= Work instruction =
Copy every line from the records that holds the word "JSON".
===== Data
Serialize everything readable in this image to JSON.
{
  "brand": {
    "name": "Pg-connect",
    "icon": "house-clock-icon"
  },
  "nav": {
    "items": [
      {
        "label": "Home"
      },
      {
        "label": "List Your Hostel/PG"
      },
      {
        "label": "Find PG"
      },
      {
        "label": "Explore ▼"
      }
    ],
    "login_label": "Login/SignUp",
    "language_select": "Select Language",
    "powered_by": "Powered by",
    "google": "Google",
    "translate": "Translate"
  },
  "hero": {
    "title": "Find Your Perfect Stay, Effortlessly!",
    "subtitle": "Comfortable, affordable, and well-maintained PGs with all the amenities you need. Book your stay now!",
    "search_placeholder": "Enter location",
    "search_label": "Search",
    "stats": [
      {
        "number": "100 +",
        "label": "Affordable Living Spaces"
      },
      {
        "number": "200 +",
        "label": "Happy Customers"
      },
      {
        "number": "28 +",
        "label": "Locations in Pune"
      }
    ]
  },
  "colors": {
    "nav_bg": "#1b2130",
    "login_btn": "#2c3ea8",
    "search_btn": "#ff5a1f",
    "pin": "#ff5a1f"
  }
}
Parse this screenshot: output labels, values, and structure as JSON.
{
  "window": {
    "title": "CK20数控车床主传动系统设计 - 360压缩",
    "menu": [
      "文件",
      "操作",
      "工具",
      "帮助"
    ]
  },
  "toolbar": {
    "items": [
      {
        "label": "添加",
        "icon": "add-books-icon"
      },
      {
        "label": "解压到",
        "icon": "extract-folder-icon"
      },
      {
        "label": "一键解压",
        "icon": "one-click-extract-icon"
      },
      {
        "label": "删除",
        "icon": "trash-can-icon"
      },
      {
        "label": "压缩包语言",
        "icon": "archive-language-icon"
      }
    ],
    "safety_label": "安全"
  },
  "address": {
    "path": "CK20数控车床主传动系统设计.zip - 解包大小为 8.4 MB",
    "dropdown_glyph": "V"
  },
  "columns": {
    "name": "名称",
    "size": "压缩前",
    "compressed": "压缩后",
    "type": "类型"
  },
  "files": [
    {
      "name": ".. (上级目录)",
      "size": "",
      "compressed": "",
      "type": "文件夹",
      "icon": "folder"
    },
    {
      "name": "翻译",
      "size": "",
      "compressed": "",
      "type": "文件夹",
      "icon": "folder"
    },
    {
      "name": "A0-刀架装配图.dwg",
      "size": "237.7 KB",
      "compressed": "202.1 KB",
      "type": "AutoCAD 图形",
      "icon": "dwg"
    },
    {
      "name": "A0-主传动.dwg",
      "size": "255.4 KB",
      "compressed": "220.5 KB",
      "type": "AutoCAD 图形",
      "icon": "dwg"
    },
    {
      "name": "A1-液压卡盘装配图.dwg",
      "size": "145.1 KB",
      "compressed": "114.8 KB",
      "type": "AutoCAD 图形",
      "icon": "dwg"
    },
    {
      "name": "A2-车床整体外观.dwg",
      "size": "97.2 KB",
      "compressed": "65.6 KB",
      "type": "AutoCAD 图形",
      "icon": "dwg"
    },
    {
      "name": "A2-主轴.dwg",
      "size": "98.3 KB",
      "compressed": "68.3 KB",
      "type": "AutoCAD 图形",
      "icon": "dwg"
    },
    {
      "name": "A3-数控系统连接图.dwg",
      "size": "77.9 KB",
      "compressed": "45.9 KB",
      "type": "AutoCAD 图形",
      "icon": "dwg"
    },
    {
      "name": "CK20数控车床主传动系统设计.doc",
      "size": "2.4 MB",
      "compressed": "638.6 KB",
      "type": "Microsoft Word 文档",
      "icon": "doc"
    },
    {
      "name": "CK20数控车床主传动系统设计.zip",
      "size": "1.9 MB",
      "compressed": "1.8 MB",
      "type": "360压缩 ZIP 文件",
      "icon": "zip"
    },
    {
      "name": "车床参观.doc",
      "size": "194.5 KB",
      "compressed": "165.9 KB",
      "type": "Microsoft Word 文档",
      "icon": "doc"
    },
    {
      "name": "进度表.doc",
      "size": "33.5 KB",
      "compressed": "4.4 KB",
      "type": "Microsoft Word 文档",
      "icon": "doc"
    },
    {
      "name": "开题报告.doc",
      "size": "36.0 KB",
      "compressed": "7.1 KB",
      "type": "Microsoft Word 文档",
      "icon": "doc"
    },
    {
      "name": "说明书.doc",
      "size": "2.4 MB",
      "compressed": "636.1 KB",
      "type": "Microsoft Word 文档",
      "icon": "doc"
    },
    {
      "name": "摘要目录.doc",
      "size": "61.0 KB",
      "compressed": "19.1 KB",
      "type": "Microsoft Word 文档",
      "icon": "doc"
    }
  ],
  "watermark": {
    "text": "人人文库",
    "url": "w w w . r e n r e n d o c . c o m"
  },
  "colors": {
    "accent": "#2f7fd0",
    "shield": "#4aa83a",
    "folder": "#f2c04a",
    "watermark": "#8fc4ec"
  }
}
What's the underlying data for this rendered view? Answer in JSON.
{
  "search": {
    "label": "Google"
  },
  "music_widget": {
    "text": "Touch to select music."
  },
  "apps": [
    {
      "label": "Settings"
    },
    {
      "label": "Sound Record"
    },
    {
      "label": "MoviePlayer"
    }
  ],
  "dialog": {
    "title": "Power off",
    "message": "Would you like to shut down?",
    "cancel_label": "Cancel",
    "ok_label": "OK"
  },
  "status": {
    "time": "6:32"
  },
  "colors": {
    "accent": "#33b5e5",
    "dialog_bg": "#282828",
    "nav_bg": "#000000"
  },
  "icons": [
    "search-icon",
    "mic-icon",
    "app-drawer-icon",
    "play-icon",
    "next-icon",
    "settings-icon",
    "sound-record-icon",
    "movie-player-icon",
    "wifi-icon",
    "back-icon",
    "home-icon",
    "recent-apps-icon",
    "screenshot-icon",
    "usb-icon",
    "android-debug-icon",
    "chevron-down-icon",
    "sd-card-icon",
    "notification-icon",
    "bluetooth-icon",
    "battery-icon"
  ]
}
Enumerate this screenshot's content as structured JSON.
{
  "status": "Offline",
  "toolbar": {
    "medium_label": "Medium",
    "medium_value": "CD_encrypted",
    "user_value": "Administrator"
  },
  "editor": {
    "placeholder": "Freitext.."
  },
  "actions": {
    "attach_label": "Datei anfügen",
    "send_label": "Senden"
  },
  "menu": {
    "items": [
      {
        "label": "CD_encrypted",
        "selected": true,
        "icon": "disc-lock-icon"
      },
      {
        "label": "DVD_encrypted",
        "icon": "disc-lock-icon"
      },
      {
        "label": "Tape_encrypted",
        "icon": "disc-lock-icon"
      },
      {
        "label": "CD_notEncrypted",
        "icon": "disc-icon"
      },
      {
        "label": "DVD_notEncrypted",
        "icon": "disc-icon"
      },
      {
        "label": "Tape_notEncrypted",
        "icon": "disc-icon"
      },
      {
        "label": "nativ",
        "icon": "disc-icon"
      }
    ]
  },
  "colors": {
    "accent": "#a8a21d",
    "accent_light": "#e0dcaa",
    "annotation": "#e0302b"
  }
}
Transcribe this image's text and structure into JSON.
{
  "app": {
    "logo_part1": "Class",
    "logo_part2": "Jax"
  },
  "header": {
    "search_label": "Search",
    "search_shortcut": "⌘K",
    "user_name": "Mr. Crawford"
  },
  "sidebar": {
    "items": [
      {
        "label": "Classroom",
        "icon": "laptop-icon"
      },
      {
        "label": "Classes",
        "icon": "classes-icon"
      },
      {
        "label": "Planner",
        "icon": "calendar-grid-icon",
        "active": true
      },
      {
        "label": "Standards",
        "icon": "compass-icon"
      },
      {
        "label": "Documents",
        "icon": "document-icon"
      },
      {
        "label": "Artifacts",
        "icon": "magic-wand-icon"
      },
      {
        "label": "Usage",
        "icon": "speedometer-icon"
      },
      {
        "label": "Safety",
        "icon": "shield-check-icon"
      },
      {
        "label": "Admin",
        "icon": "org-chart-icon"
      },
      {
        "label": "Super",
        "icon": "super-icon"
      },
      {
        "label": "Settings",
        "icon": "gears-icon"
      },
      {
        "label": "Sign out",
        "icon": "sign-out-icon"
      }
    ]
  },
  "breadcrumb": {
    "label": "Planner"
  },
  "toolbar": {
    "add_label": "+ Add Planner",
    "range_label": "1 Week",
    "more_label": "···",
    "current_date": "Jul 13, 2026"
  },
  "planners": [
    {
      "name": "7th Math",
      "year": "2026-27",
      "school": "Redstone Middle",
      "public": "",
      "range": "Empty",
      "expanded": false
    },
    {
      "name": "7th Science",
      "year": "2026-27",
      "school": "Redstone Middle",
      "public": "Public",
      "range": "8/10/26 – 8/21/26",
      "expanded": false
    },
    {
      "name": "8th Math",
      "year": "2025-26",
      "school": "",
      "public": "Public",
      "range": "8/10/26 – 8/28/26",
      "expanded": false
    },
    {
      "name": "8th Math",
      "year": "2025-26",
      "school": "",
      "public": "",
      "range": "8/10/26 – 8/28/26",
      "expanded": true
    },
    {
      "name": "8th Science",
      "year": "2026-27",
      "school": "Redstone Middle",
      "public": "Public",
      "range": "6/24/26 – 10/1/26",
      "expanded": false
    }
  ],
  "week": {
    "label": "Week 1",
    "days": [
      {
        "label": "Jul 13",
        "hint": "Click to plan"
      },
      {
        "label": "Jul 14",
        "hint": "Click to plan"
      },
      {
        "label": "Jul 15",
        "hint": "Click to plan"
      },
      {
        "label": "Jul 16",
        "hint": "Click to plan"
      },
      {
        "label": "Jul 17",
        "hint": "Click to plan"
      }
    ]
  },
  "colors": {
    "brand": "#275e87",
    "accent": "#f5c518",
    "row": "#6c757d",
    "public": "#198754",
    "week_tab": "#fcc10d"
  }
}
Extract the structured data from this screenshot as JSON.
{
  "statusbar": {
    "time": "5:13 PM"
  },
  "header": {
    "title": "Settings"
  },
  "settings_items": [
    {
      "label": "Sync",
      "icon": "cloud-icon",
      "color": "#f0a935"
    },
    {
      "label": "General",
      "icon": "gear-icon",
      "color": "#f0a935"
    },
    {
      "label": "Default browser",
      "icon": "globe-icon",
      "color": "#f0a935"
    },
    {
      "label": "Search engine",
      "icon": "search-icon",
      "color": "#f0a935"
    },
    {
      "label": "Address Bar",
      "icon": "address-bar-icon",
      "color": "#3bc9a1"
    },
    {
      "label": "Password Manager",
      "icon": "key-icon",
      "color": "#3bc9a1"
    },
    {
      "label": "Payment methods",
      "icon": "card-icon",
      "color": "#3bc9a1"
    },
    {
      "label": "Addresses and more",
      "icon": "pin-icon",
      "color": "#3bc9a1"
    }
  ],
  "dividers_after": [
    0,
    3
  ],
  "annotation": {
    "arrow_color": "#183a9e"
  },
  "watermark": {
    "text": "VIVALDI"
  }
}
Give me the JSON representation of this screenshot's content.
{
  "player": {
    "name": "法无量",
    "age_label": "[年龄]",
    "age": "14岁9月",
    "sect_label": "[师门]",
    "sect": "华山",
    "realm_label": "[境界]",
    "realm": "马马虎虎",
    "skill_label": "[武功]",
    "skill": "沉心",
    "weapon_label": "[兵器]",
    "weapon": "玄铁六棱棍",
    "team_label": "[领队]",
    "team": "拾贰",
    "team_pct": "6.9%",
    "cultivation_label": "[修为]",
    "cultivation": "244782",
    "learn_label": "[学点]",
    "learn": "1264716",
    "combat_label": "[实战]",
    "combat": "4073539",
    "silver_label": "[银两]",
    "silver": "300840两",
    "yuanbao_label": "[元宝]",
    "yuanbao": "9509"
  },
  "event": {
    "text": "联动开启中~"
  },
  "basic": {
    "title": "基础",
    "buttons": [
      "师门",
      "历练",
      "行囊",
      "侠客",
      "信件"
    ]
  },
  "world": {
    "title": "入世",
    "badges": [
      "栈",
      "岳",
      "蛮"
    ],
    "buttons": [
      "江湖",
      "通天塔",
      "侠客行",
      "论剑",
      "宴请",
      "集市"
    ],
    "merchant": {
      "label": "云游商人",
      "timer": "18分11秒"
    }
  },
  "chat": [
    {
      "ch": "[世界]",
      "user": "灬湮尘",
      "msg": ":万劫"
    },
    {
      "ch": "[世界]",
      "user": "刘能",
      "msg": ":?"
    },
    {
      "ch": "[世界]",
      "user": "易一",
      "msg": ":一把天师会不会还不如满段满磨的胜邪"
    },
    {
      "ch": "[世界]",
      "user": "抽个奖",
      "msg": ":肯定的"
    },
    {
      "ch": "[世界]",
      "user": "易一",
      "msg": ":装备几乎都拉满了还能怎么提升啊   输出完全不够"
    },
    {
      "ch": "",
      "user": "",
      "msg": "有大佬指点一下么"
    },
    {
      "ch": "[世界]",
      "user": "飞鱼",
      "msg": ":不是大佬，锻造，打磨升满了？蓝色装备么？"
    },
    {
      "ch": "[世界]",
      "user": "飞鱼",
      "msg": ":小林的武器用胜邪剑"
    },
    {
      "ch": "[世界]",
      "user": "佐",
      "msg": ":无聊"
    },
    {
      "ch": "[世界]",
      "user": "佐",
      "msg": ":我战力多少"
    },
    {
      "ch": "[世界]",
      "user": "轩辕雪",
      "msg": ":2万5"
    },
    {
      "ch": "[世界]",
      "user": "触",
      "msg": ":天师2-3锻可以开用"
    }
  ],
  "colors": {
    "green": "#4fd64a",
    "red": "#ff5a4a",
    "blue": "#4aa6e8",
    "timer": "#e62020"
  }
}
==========
= Answer space =
Serialize everything readable in this image to JSON.
Parse this screenshot: output labels, values, and structure as JSON.
What's the underlying data for this rendered view? Answer in JSON.
Enumerate this screenshot's content as structured JSON.
Transcribe this image's text and structure into JSON.
Extract the structured data from this screenshot as JSON.
Give me the JSON representation of this screenshot's content.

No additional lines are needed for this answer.